** Opening Data for this task block **

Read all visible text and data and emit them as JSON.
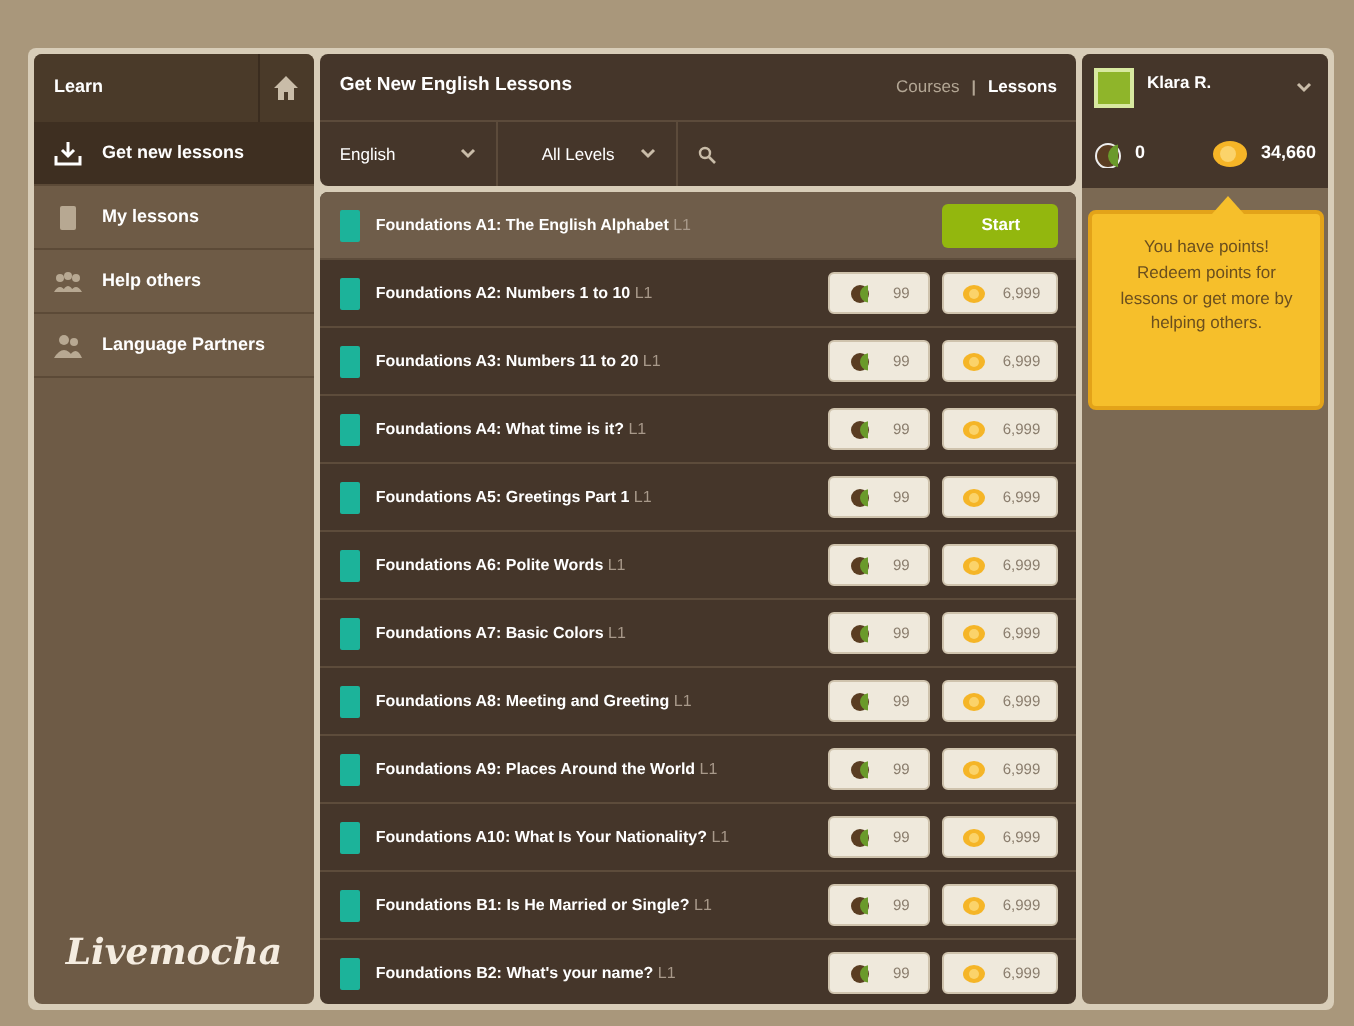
{
  "sidebar": {
    "title": "Learn",
    "items": [
      {
        "label": "Get new lessons",
        "kind": "download",
        "selected": true
      },
      {
        "label": "My lessons",
        "kind": "book",
        "selected": false
      },
      {
        "label": "Help others",
        "kind": "group",
        "selected": false
      },
      {
        "label": "Language Partners",
        "kind": "pair",
        "selected": false
      }
    ],
    "logo": "Livemocha"
  },
  "header": {
    "title": "Get New English Lessons",
    "links": [
      {
        "label": "Courses",
        "selected": false
      },
      {
        "label": "Lessons",
        "selected": true
      }
    ],
    "separator": "|"
  },
  "filters": [
    {
      "value": "English"
    },
    {
      "value": "All Levels"
    }
  ],
  "lessons": [
    {
      "title": "Foundations A1: The English Alphabet",
      "level": "L1",
      "kind": "start",
      "button": "Start"
    },
    {
      "title": "Foundations A2: Numbers 1 to 10",
      "level": "L1",
      "kind": "price",
      "apples": "99",
      "coins": "6,999"
    },
    {
      "title": "Foundations A3: Numbers 11 to 20",
      "level": "L1",
      "kind": "price",
      "apples": "99",
      "coins": "6,999"
    },
    {
      "title": "Foundations A4: What time is it?",
      "level": "L1",
      "kind": "price",
      "apples": "99",
      "coins": "6,999"
    },
    {
      "title": "Foundations A5: Greetings Part 1",
      "level": "L1",
      "kind": "price",
      "apples": "99",
      "coins": "6,999"
    },
    {
      "title": "Foundations A6: Polite Words",
      "level": "L1",
      "kind": "price",
      "apples": "99",
      "coins": "6,999"
    },
    {
      "title": "Foundations A7: Basic Colors",
      "level": "L1",
      "kind": "price",
      "apples": "99",
      "coins": "6,999"
    },
    {
      "title": "Foundations A8: Meeting and Greeting",
      "level": "L1",
      "kind": "price",
      "apples": "99",
      "coins": "6,999"
    },
    {
      "title": "Foundations A9: Places Around the World",
      "level": "L1",
      "kind": "price",
      "apples": "99",
      "coins": "6,999"
    },
    {
      "title": "Foundations A10: What Is Your Nationality?",
      "level": "L1",
      "kind": "price",
      "apples": "99",
      "coins": "6,999"
    },
    {
      "title": "Foundations B1: Is He Married or Single?",
      "level": "L1",
      "kind": "price",
      "apples": "99",
      "coins": "6,999"
    },
    {
      "title": "Foundations B2: What's your name?",
      "level": "L1",
      "kind": "price",
      "apples": "99",
      "coins": "6,999"
    }
  ],
  "user": {
    "name": "Klara R.",
    "apples": "0",
    "coins": "34,660"
  },
  "tooltip": "You have points! Redeem points for lessons or get more by helping others."
}
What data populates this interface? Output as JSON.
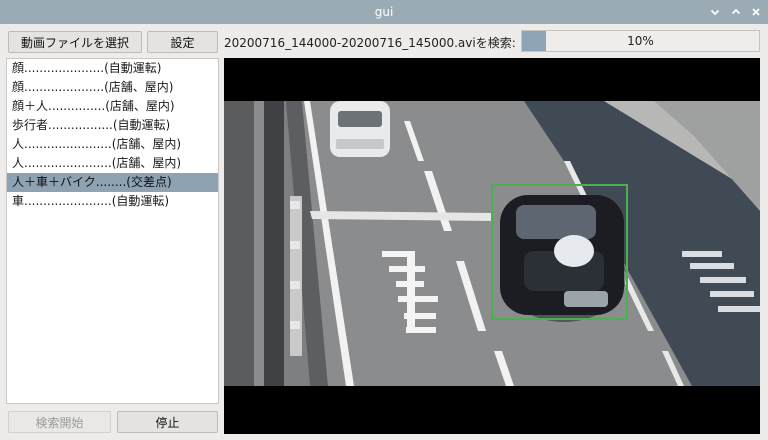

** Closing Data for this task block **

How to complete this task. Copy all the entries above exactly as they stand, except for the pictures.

Answer for this exercise.
Read all visible text and data and emit them as JSON.
{
  "sidebar": {
    "title": "Learn",
    "items": [
      {
        "label": "Get new lessons",
        "kind": "download",
        "selected": true
      },
      {
        "label": "My lessons",
        "kind": "book",
        "selected": false
      },
      {
        "label": "Help others",
        "kind": "group",
        "selected": false
      },
      {
        "label": "Language Partners",
        "kind": "pair",
        "selected": false
      }
    ],
    "logo": "Livemocha"
  },
  "header": {
    "title": "Get New English Lessons",
    "links": [
      {
        "label": "Courses",
        "selected": false
      },
      {
        "label": "Lessons",
        "selected": true
      }
    ],
    "separator": "|"
  },
  "filters": [
    {
      "value": "English"
    },
    {
      "value": "All Levels"
    }
  ],
  "lessons": [
    {
      "title": "Foundations A1: The English Alphabet",
      "level": "L1",
      "kind": "start",
      "button": "Start"
    },
    {
      "title": "Foundations A2: Numbers 1 to 10",
      "level": "L1",
      "kind": "price",
      "apples": "99",
      "coins": "6,999"
    },
    {
      "title": "Foundations A3: Numbers 11 to 20",
      "level": "L1",
      "kind": "price",
      "apples": "99",
      "coins": "6,999"
    },
    {
      "title": "Foundations A4: What time is it?",
      "level": "L1",
      "kind": "price",
      "apples": "99",
      "coins": "6,999"
    },
    {
      "title": "Foundations A5: Greetings Part 1",
      "level": "L1",
      "kind": "price",
      "apples": "99",
      "coins": "6,999"
    },
    {
      "title": "Foundations A6: Polite Words",
      "level": "L1",
      "kind": "price",
      "apples": "99",
      "coins": "6,999"
    },
    {
      "title": "Foundations A7: Basic Colors",
      "level": "L1",
      "kind": "price",
      "apples": "99",
      "coins": "6,999"
    },
    {
      "title": "Foundations A8: Meeting and Greeting",
      "level": "L1",
      "kind": "price",
      "apples": "99",
      "coins": "6,999"
    },
    {
      "title": "Foundations A9: Places Around the World",
      "level": "L1",
      "kind": "price",
      "apples": "99",
      "coins": "6,999"
    },
    {
      "title": "Foundations A10: What Is Your Nationality?",
      "level": "L1",
      "kind": "price",
      "apples": "99",
      "coins": "6,999"
    },
    {
      "title": "Foundations B1: Is He Married or Single?",
      "level": "L1",
      "kind": "price",
      "apples": "99",
      "coins": "6,999"
    },
    {
      "title": "Foundations B2: What's your name?",
      "level": "L1",
      "kind": "price",
      "apples": "99",
      "coins": "6,999"
    }
  ],
  "user": {
    "name": "Klara R.",
    "apples": "0",
    "coins": "34,660"
  },
  "tooltip": "You have points! Redeem points for lessons or get more by helping others."
}
What data populates this interface? Output as JSON.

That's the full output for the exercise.